Professor William D. Pederson, director of the International Lincoln Center at Louisiana State University Shreveport, wrote about the formation of the Lieber Code, which President Lincoln authorized at the urging of Secretary of War Edwin M. Stanton, Army General-in-Chief Henry W. Halleck and Judge Advocate General Joseph Holt, for the Shreveport Times on August 22.  “The code was in sync with the Declaration of Independence and Emancipation Proclamation,” wrote Pederson, suggesting that a ‘natural law’ governs human beings even during times of armed conflict.”  The Lieber Code (General Orders 100) became the basis for the Geneva Conventions.


Anthony S. Pitch gave his annual speech at Ford’s Theatre on the anniversary of Lincoln’s assassination, based on his book, “They Have Killed Papa Dead!:” The Road to Ford’s Theatre, Abraham Lincoln’s Murder, and the Rage for Vengeance.  Later he gave four tours of Lincoln assassination sites in Washington, D.C. to sold-out crowds under the auspices of the Smithsonian Institution.

The 58th Annual Lincoln Tomb Ceremony Commemorating the 149th Anniversary of the Death of Abraham Lincoln, sponsored by the Death Day Association, Inc., occurred on April 15 at the Lincoln Tomb, Springfield.  The Lincoln Tomb reopened on April 1 after a four-month closure to repair water damage.  The $700,000 restoration involved a variety of projects, including fixing cracks and repairing plaster molding, as well as new LED lighting.

Works in Progress

Oxford University Press will publish Terry L. Alford’s Fortune’s Fool: The Life of John Wilkes Booth in February 2015.

Brian McGinty’s Lincoln’s Greatest Case: The River, the Bridge, and the Making of America will be published by Liveright Publishing Corporation (W.W. Norton & Co.) in February.

Southern Illinois University Press will issue as Concise Lincoln Library books in 2014: John F. Marszalek’s Lincoln and the Military; Edward Steers, Jr.’s Lincoln’s Assassination; and John C. Waugh’s Lincoln and the War’s End.  For Spring 2015, the press will also publish Bryon Andreasen’s Looking for Lincoln in Illinois: Lincoln’s Springfield; Harold Holzer and Sara Vaughn Gabbard’s 1865: America Makes War and Peace in Lincoln’s Final Year; John F. Marszalek’s The Best Writings of Ulysses S. Grant; Edna Greene Medford’s Lincoln and Emancipation; Christian G. Samito’s Lincoln and the Thirteenth Amendment; Justin Solonick’s Engineering Victory: The Union Siege of Vicksburg; and Todd Nathan Thompson’s The National Joker: Abraham Lincoln and the Politics of Satire.

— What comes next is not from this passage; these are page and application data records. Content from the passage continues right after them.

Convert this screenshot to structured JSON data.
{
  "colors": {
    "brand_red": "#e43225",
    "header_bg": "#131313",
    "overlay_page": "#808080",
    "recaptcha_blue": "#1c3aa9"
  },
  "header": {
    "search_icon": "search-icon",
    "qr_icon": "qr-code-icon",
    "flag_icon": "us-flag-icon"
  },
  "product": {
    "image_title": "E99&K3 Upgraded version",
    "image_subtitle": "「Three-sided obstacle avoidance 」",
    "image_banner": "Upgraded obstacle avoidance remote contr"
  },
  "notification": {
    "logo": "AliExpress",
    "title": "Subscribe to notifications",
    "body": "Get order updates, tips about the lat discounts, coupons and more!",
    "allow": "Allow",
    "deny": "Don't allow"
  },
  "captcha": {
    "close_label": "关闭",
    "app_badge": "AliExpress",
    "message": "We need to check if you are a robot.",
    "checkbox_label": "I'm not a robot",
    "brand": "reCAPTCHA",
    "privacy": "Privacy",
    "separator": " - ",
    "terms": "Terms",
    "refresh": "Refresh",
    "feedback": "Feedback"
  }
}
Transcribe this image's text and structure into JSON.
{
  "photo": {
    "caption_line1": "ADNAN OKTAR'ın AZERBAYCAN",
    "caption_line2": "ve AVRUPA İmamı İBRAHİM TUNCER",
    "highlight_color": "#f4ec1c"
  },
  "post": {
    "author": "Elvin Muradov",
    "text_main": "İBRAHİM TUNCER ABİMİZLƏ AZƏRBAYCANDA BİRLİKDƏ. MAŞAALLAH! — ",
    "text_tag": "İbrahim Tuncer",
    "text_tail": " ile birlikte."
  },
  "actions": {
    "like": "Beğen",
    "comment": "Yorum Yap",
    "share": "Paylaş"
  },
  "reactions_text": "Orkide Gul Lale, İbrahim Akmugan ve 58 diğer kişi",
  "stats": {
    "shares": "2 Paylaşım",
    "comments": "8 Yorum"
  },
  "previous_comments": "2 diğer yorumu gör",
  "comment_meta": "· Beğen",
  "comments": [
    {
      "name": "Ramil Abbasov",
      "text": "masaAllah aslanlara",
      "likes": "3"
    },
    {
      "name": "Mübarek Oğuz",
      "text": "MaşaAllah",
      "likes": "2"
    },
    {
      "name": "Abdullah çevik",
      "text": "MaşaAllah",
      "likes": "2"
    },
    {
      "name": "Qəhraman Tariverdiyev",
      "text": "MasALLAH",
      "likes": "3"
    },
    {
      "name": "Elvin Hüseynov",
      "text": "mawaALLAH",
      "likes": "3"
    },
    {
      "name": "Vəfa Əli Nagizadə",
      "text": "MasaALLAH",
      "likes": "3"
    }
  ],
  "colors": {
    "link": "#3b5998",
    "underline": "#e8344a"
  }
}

Dr. David E. Long, a co-founder of the Lincoln Forum, teacher and author of The Jewel of Liberty, died on May 17 at age 66.

Lincoln collector and Lincoln Forum founding member Jean Hoefer died on April 8 at age 90.  She packed many Lincoln items, including books and ephemera, in her 10×12 foot library at home in Freeport, IL.

Author’s Note

I want to thank Thom Bassett, Randal Berry, Roger Billings, Kenneth L. Childs, Aaron Crawford, Alice Dure, Sybil and Bill Forsythe, Harold Holzer, Richard Sloan, Tom Lapsley, Dave Leroy, William D. Pederson, Dennis E. Stark, Joseph Fornieri, Robert F. Henderson, Thomas Horrocks, Wayne C. Temple, Edward Steers, Jr., David J. Stiller, Jo Dzombak, Guy C. Fraker, Malcolm Garber, Mike Marlow, Ralph S. McCrea, William K. Miller, Thom Bassett, Tracey Minkin, David Warren, John Schildt, Philip W. Stichter, Thomas J. Trimborn, Justice William P. Robinson III, Judges W. Dennis Duggan and Dennis Curran, Frank and Virginia Musgrave, and Virginia Williams for providing information for this column.  I welcome news concerning Abraham Lincoln.  Please contact me at 300 Switch Road, Hope Valley, RI 02832; fax (401) 364-3642; e-mail